In Luke 7, we get several stories that all point to Christ’s divine identity, revealing his power over sin, disease and even death. Response to him will be divided. Some see their need for him while others do not.
When things are looking very bad, the one thing we perhaps fear the most is that they will never look good again. Diving into this bottomless pit of awfulness is is self-destructive. We have permission to rejoice. As long as we’re looking to the Lord for help, this worst case scenario will never be true.
Once again, Jeremiah leads the way in seeing light at the end of a seemingly endless tunnel of gloom. If it was bad, he saw it. If it was difficult, he endured it. And he was no superman – he cried and griped often along the way. But when it was all over and he was right in the midst of a well-desevered lengthy lament, he just couldn’t help but observe the following, leaving us with a profound message of hope:
God’s compassion is inevitable.
“For the Lord will not cast off forever.
Though He causes grief,
Yet He will show compassion According to the multitude of His mercies.

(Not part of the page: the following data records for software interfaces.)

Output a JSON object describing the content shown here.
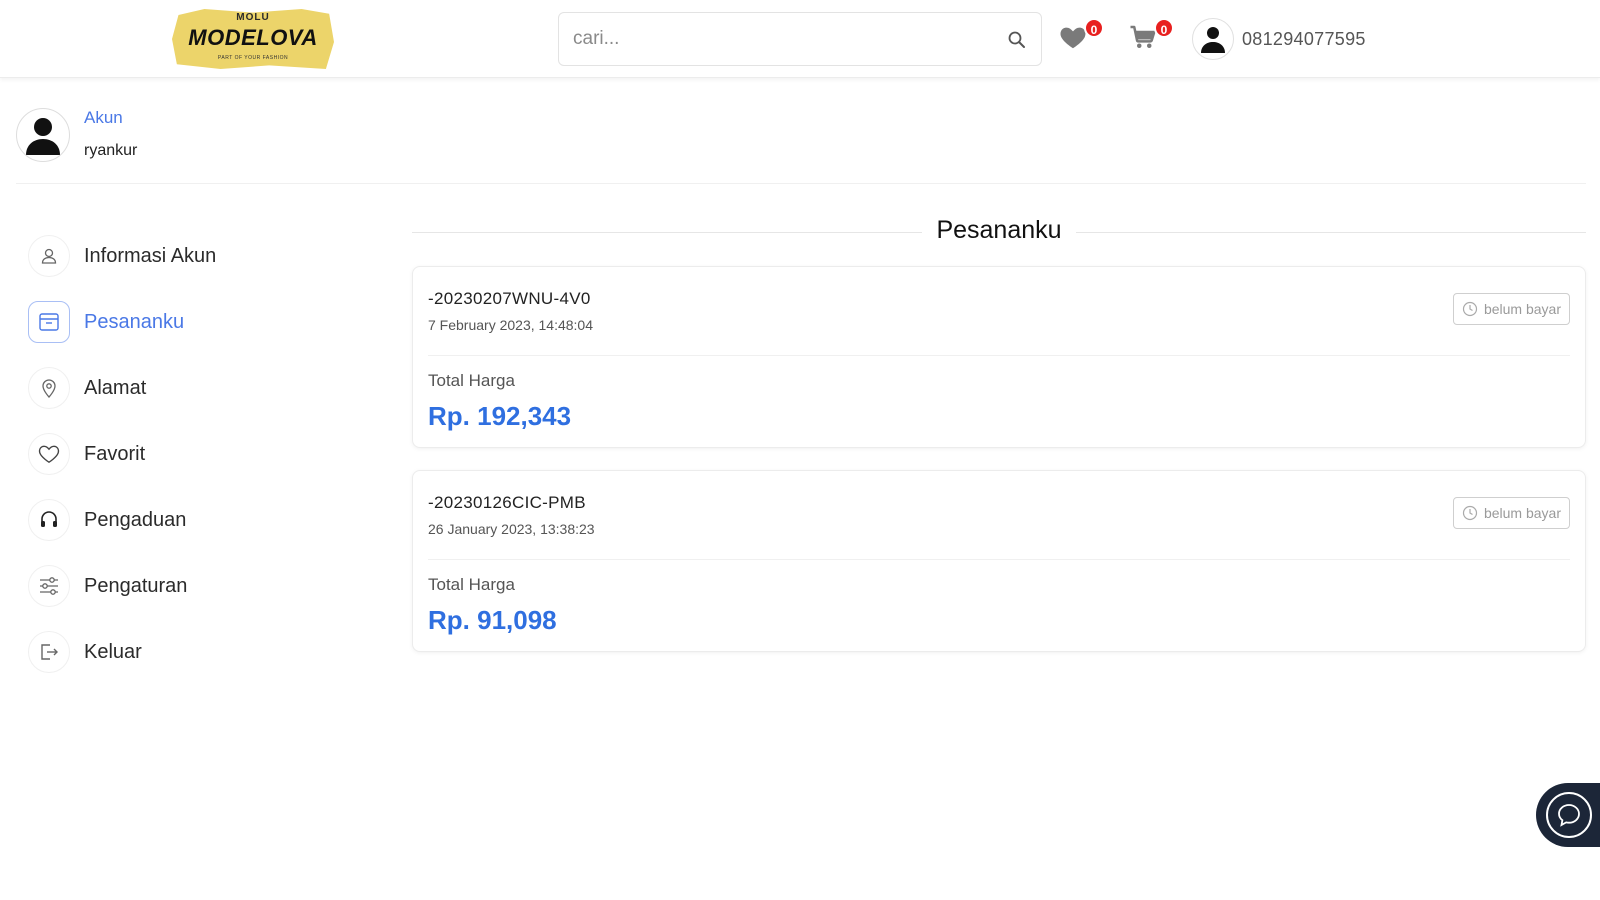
{
  "brand": {
    "logo_top": "MOLU",
    "logo_main": "MODELOVA",
    "logo_sub": "PART OF YOUR FASHION"
  },
  "header": {
    "search_placeholder": "cari...",
    "favorites_count": "0",
    "cart_count": "0",
    "phone": "081294077595"
  },
  "account": {
    "label": "Akun",
    "username": "ryankur"
  },
  "sidebar": {
    "items": [
      {
        "label": "Informasi Akun",
        "icon": "user-icon",
        "active": false
      },
      {
        "label": "Pesananku",
        "icon": "box-icon",
        "active": true
      },
      {
        "label": "Alamat",
        "icon": "location-pin-icon",
        "active": false
      },
      {
        "label": "Favorit",
        "icon": "heart-icon",
        "active": false
      },
      {
        "label": "Pengaduan",
        "icon": "headset-icon",
        "active": false
      },
      {
        "label": "Pengaturan",
        "icon": "sliders-icon",
        "active": false
      },
      {
        "label": "Keluar",
        "icon": "logout-icon",
        "active": false
      }
    ]
  },
  "orders": {
    "title": "Pesananku",
    "items": [
      {
        "id": "-20230207WNU-4V0",
        "date": "7 February 2023, 14:48:04",
        "status": "belum bayar",
        "total_label": "Total Harga",
        "total": "Rp. 192,343"
      },
      {
        "id": "-20230126CIC-PMB",
        "date": "26 January 2023, 13:38:23",
        "status": "belum bayar",
        "total_label": "Total Harga",
        "total": "Rp. 91,098"
      }
    ]
  },
  "colors": {
    "accent": "#4a78e6",
    "price": "#2f6fe0",
    "badge": "#e8201f",
    "logo": "#ecd46a",
    "chat_fab": "#1c2638"
  }
}
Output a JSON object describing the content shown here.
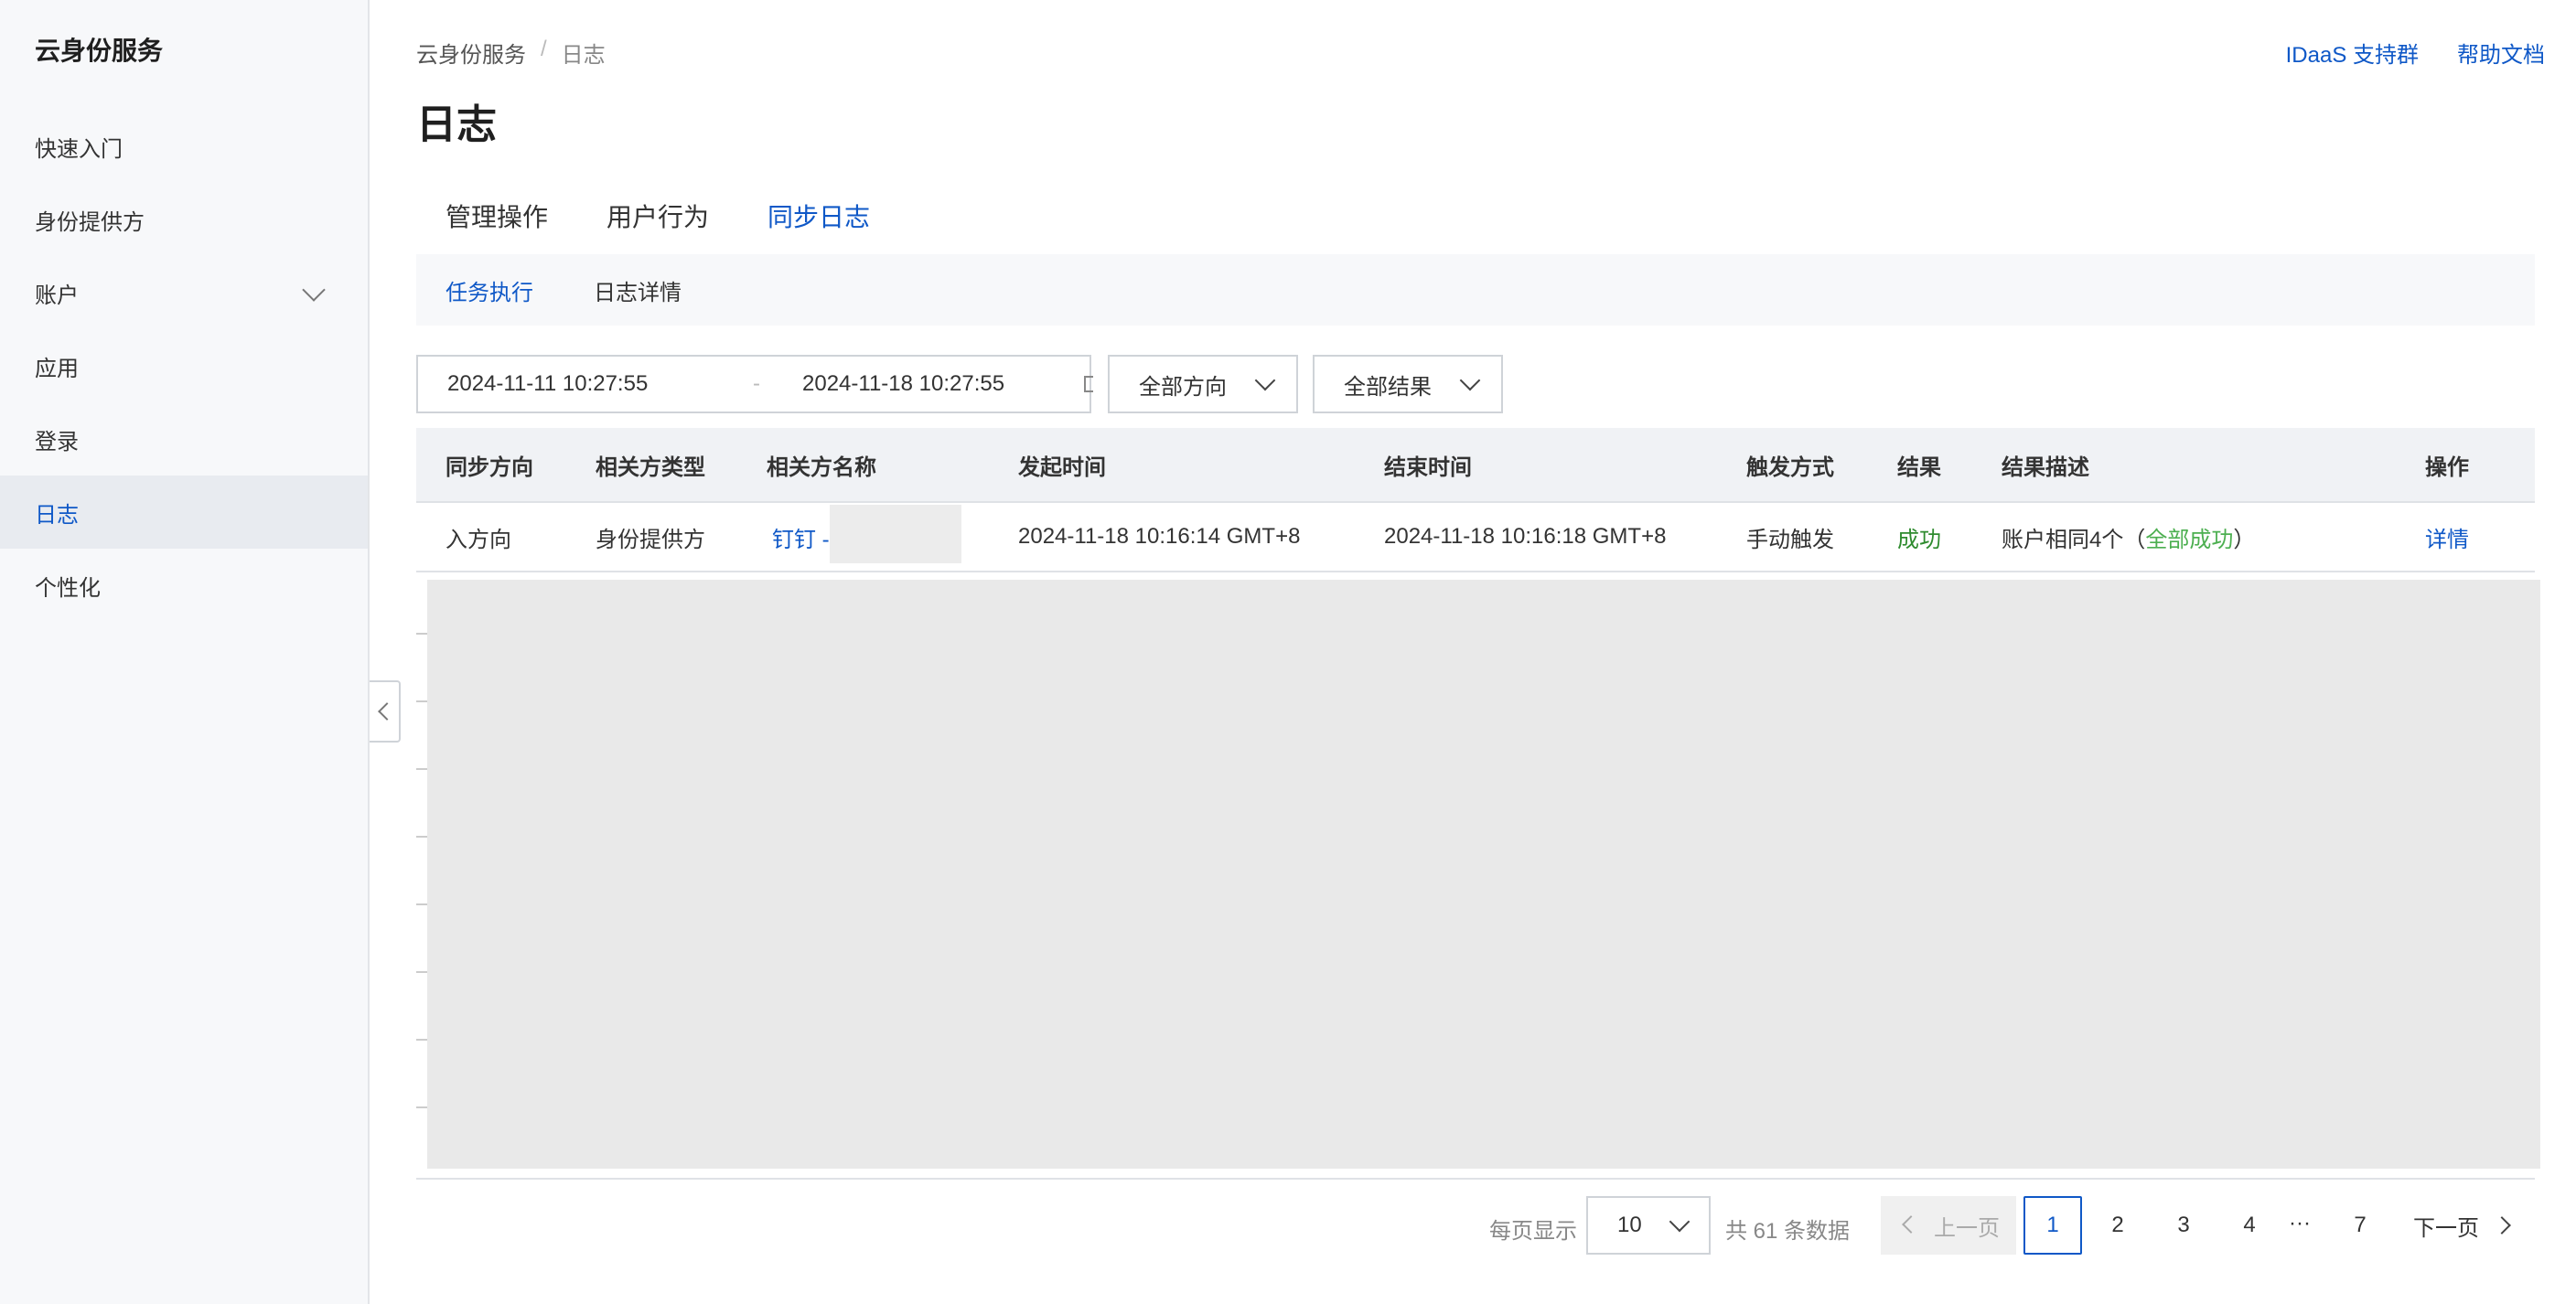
{
  "sidebar": {
    "title": "云身份服务",
    "items": [
      {
        "label": "快速入门"
      },
      {
        "label": "身份提供方"
      },
      {
        "label": "账户"
      },
      {
        "label": "应用"
      },
      {
        "label": "登录"
      },
      {
        "label": "日志"
      },
      {
        "label": "个性化"
      }
    ],
    "active_index": 5
  },
  "header": {
    "breadcrumb": [
      "云身份服务",
      "日志"
    ],
    "links": [
      "IDaaS 支持群",
      "帮助文档"
    ],
    "title": "日志"
  },
  "tabs": [
    "管理操作",
    "用户行为",
    "同步日志"
  ],
  "subtabs": [
    "任务执行",
    "日志详情"
  ],
  "filters": {
    "start_date": "2024-11-11 10:27:55",
    "end_date": "2024-11-18 10:27:55",
    "direction": "全部方向",
    "result": "全部结果"
  },
  "table": {
    "headers": [
      "同步方向",
      "相关方类型",
      "相关方名称",
      "发起时间",
      "结束时间",
      "触发方式",
      "结果",
      "结果描述",
      "操作"
    ],
    "rows": [
      {
        "direction": "入方向",
        "party_type": "身份提供方",
        "party_name": "钉钉 -",
        "start_time": "2024-11-18 10:16:14 GMT+8",
        "end_time": "2024-11-18 10:16:18 GMT+8",
        "trigger": "手动触发",
        "result": "成功",
        "desc_prefix": "账户相同4个（",
        "desc_status": "全部成功",
        "desc_suffix": "）",
        "action": "详情"
      }
    ]
  },
  "pagination": {
    "per_page_label": "每页显示",
    "per_page": "10",
    "total": "共 61 条数据",
    "prev": "上一页",
    "pages": [
      "1",
      "2",
      "3",
      "4",
      "7"
    ],
    "ellipsis": "···",
    "next": "下一页",
    "current": "1"
  },
  "colors": {
    "accent": "#0f58c7",
    "success": "#2e8b2e",
    "sidebar_bg": "#f7f8fa"
  }
}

For He does not afflict willingly,
Nor grieve the children of men.”
– Lamentations 3:31-33 (NKJV)